▶ _Assignment_: Write out all the data again, exactly as it stands.

Items from an interface collection:
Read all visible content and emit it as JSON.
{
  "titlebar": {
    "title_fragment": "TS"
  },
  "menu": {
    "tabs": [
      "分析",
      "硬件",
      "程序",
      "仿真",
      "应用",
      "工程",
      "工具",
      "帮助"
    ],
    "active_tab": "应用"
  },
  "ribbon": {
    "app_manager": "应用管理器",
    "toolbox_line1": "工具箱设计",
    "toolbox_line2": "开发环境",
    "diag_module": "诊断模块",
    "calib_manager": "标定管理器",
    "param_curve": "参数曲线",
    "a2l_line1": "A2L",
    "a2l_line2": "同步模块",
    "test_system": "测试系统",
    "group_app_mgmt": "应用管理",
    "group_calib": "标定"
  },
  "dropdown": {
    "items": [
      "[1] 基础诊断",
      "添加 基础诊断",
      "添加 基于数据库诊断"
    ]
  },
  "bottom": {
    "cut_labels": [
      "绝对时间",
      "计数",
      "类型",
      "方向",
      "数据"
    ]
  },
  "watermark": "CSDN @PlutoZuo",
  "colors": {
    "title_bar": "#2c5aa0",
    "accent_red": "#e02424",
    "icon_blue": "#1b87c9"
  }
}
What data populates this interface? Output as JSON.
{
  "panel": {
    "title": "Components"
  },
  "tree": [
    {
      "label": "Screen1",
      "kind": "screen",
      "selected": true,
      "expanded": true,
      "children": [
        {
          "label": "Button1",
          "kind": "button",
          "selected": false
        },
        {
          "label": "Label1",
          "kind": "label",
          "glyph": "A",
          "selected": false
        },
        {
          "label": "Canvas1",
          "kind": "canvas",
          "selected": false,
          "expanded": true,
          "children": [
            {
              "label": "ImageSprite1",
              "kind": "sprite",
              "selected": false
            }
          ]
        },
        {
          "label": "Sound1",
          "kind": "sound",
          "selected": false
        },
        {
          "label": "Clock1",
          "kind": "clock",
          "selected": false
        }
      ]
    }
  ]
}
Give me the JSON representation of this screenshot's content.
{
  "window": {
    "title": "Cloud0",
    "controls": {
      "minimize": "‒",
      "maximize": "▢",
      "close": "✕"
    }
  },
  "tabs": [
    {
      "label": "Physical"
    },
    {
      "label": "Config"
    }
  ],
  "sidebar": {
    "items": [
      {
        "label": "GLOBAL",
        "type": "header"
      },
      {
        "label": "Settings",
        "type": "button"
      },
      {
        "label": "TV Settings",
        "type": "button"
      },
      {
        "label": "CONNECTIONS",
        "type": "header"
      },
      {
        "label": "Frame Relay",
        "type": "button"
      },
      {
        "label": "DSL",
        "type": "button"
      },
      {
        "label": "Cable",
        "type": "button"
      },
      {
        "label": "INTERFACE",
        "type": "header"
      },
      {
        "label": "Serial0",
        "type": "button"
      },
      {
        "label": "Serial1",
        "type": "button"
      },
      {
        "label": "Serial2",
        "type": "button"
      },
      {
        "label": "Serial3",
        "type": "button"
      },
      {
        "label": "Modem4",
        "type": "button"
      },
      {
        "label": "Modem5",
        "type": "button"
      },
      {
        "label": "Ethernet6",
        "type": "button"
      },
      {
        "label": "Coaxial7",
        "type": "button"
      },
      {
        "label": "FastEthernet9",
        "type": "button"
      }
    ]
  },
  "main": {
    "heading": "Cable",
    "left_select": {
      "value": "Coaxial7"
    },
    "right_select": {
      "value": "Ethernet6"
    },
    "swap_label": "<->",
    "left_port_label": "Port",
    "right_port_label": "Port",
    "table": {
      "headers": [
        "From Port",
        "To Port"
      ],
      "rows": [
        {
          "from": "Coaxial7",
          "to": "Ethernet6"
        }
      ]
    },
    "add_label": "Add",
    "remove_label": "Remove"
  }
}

▶ _Output for this exercise_:
Read all visible content and emit it as JSON.
{
  "titlebar": {
    "title_fragment": "TS"
  },
  "menu": {
    "tabs": [
      "分析",
      "硬件",
      "程序",
      "仿真",
      "应用",
      "工程",
      "工具",
      "帮助"
    ],
    "active_tab": "应用"
  },
  "ribbon": {
    "app_manager": "应用管理器",
    "toolbox_line1": "工具箱设计",
    "toolbox_line2": "开发环境",
    "diag_module": "诊断模块",
    "calib_manager": "标定管理器",
    "param_curve": "参数曲线",
    "a2l_line1": "A2L",
    "a2l_line2": "同步模块",
    "test_system": "测试系统",
    "group_app_mgmt": "应用管理",
    "group_calib": "标定"
  },
  "dropdown": {
    "items": [
      "[1] 基础诊断",
      "添加 基础诊断",
      "添加 基于数据库诊断"
    ]
  },
  "bottom": {
    "cut_labels": [
      "绝对时间",
      "计数",
      "类型",
      "方向",
      "数据"
    ]
  },
  "watermark": "CSDN @PlutoZuo",
  "colors": {
    "title_bar": "#2c5aa0",
    "accent_red": "#e02424",
    "icon_blue": "#1b87c9"
  }
}
What data populates this interface? Output as JSON.
{
  "panel": {
    "title": "Components"
  },
  "tree": [
    {
      "label": "Screen1",
      "kind": "screen",
      "selected": true,
      "expanded": true,
      "children": [
        {
          "label": "Button1",
          "kind": "button",
          "selected": false
        },
        {
          "label": "Label1",
          "kind": "label",
          "glyph": "A",
          "selected": false
        },
        {
          "label": "Canvas1",
          "kind": "canvas",
          "selected": false,
          "expanded": true,
          "children": [
            {
              "label": "ImageSprite1",
              "kind": "sprite",
              "selected": false
            }
          ]
        },
        {
          "label": "Sound1",
          "kind": "sound",
          "selected": false
        },
        {
          "label": "Clock1",
          "kind": "clock",
          "selected": false
        }
      ]
    }
  ]
}
Give me the JSON representation of this screenshot's content.
{
  "window": {
    "title": "Cloud0",
    "controls": {
      "minimize": "‒",
      "maximize": "▢",
      "close": "✕"
    }
  },
  "tabs": [
    {
      "label": "Physical"
    },
    {
      "label": "Config"
    }
  ],
  "sidebar": {
    "items": [
      {
        "label": "GLOBAL",
        "type": "header"
      },
      {
        "label": "Settings",
        "type": "button"
      },
      {
        "label": "TV Settings",
        "type": "button"
      },
      {
        "label": "CONNECTIONS",
        "type": "header"
      },
      {
        "label": "Frame Relay",
        "type": "button"
      },
      {
        "label": "DSL",
        "type": "button"
      },
      {
        "label": "Cable",
        "type": "button"
      },
      {
        "label": "INTERFACE",
        "type": "header"
      },
      {
        "label": "Serial0",
        "type": "button"
      },
      {
        "label": "Serial1",
        "type": "button"
      },
      {
        "label": "Serial2",
        "type": "button"
      },
      {
        "label": "Serial3",
        "type": "button"
      },
      {
        "label": "Modem4",
        "type": "button"
      },
      {
        "label": "Modem5",
        "type": "button"
      },
      {
        "label": "Ethernet6",
        "type": "button"
      },
      {
        "label": "Coaxial7",
        "type": "button"
      },
      {
        "label": "FastEthernet9",
        "type": "button"
      }
    ]
  },
  "main": {
    "heading": "Cable",
    "left_select": {
      "value": "Coaxial7"
    },
    "right_select": {
      "value": "Ethernet6"
    },
    "swap_label": "<->",
    "left_port_label": "Port",
    "right_port_label": "Port",
    "table": {
      "headers": [
        "From Port",
        "To Port"
      ],
      "rows": [
        {
          "from": "Coaxial7",
          "to": "Ethernet6"
        }
      ]
    },
    "add_label": "Add",
    "remove_label": "Remove"
  }
}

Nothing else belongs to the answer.